A professor of biology, Leslie Jones, at Valdosta State University was recently notified that one of her student's parents had complained to the university about how she was teaching the construction of gender in her evolution and diversity course. After the student's father told the dean of VSU that he didn't want his daughter being taught such topics, the dean told Jones to change her approach to the material or be removed from teaching the class. But giving her such an ultimatum violates Professor Jones' First Amendment rights to academic freedom.
First Amendment Right to Academic Freedom
According to the First Amendment, the government cannot control speech unless it falls within certain restrictions of time, place, and manner. The notion of academic freedom was never mentioned and originally was not thought of as a constitutional right. But in 1952, the U.S. Supreme Court began making decisions that interpreted the First Amendment to include the right to academic freedom.
For instance, one of the first cases that verified the right to academic freedom considered whether state college professors who refused to take an oath saying they had never been part of a communist organization could have their salaries blocked by local taxpayers. The Supreme Court stated that unwarranted inhibition of a teacher's free spirit would affect their ability to teach. Teachers must be able to create spaces for free inquiry and open-mindedness so that they can encourage the practice of responsible and critical questioning.
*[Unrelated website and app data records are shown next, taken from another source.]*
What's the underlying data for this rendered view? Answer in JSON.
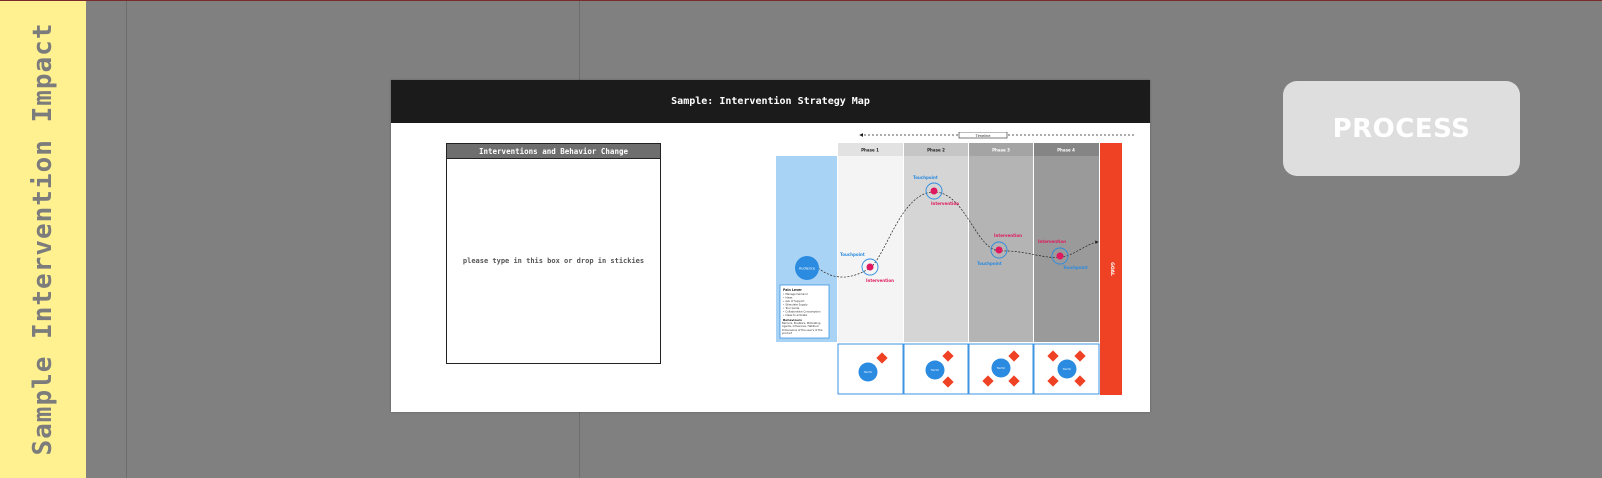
{
  "sidebar": {
    "title": "Sample Intervention Impact"
  },
  "board": {
    "title": "Sample: Intervention Strategy Map",
    "interventions_box": {
      "header": "Interventions and Behavior Change",
      "placeholder": "please type in this box or drop in stickies"
    },
    "map": {
      "timeline_label": "Timeline",
      "phases": [
        "Phase 1",
        "Phase 2",
        "Phase 3",
        "Phase 4"
      ],
      "start_label": "Audience",
      "goal_label": "GOAL",
      "touchpoint_label": "Touchpoint",
      "intervention_label": "Intervention",
      "notes_title": "Pain Lever",
      "notes_lines": [
        "• Manage Demand",
        "• Ideas",
        "• Ask of Support",
        "• Stimulate Supply",
        "• Tour Guide",
        "• Collaborative Consumption",
        "• Ideas to activate"
      ],
      "notes_title2": "Behaviours",
      "notes_text2": "Barriers, Enablers, Motivating Agents, Influences, Habitual Dimensions of the user's of the product",
      "phase_nodes": [
        "Tactic",
        "Tactic",
        "Tactic",
        "Tactic"
      ],
      "colors": {
        "audience": "#a9d3f5",
        "goal": "#ef4123",
        "accent_blue": "#2a8be0",
        "accent_pink": "#e0185f"
      }
    }
  },
  "process_card": {
    "label": "PROCESS"
  }
}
Private vs. Public Colleges and Academic Freedom
Even though most private universities view themselves as supporters of liberal learning, they are not legally obligated to abide by the First Amendment rights of their students on campus. If they do not make a promise to uphold their students' freedom of speech rights in the student handbook (which acts as a binding contract), they will not be made to do so in litigation.
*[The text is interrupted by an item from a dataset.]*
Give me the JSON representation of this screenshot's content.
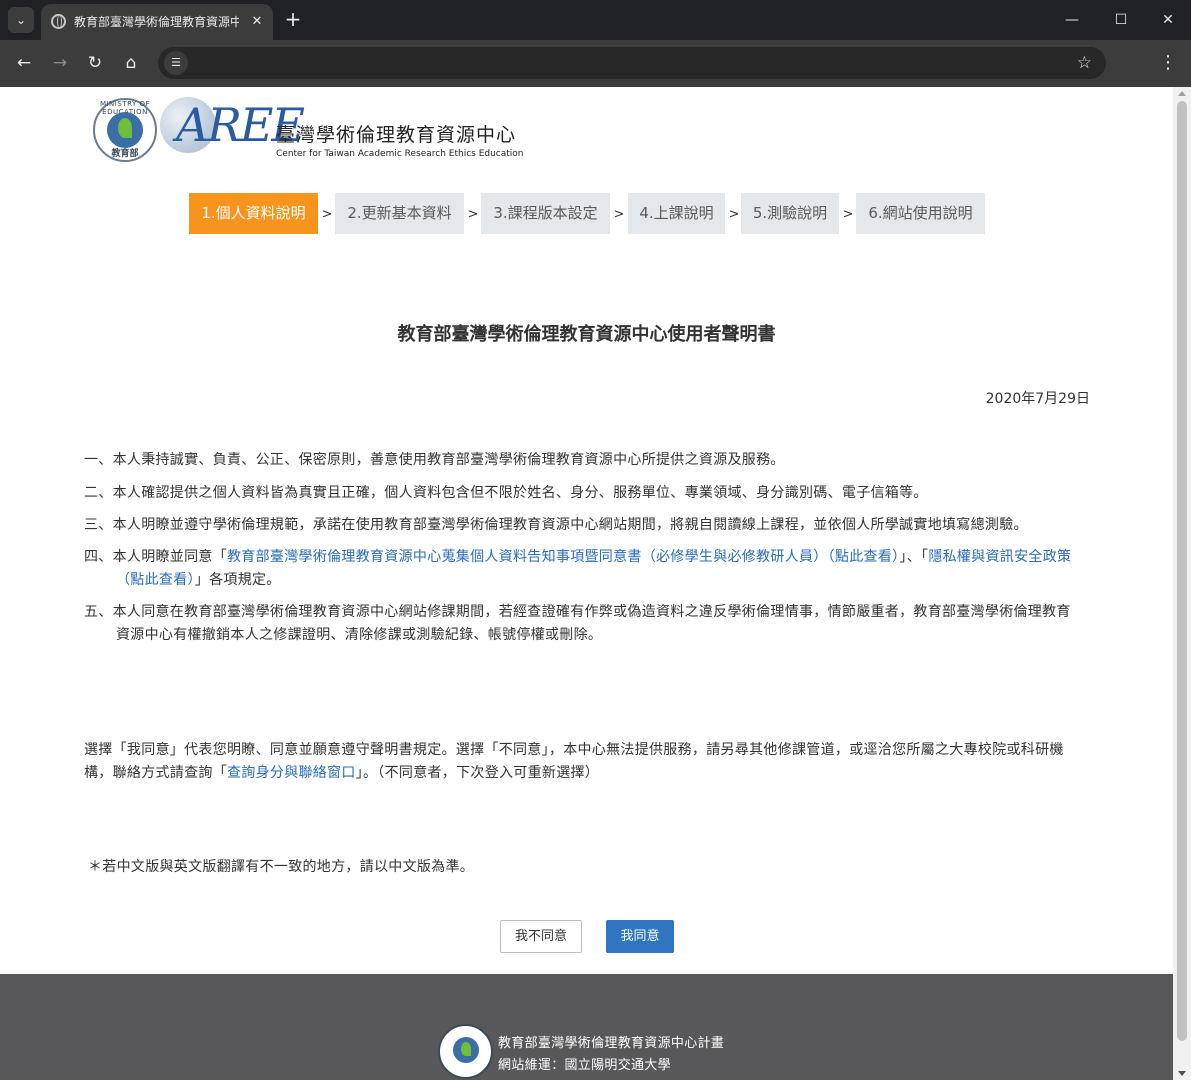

But VSU is a public state college – which means that it is an extension of the government. As such, they must use the time, manner, and place test to determine if speech should be restricted. This test can only be made for content-neutral reasons – they cannot be made because of the message being expressed.
So public universities can decide when and where classes are held, as well as the manner of speech they are taught with, but they do not have the authority to demand that a teacher change the specifics of the material taught or face removal.
How an Attorney Advisor Can Help
Attorney Joseph D. Lento is a skilled attorney advisor who has helped faculty and students around the country navigate attacks on their First Amendment rights. Attorney Lento and the Lento Law Firm understand the obstacles their clients are up against and will work tirelessly to create a strong defense on your behalf that is sure to guarantee you the best possible outcome for your case.
You have the right to free speech, and if you are a professor, this right extends to the academic freedom to teach in whatever manner you deem necessary to promote free thinking. Call the Lento Law Firm at 888-535-3686 today or schedule a consultation online.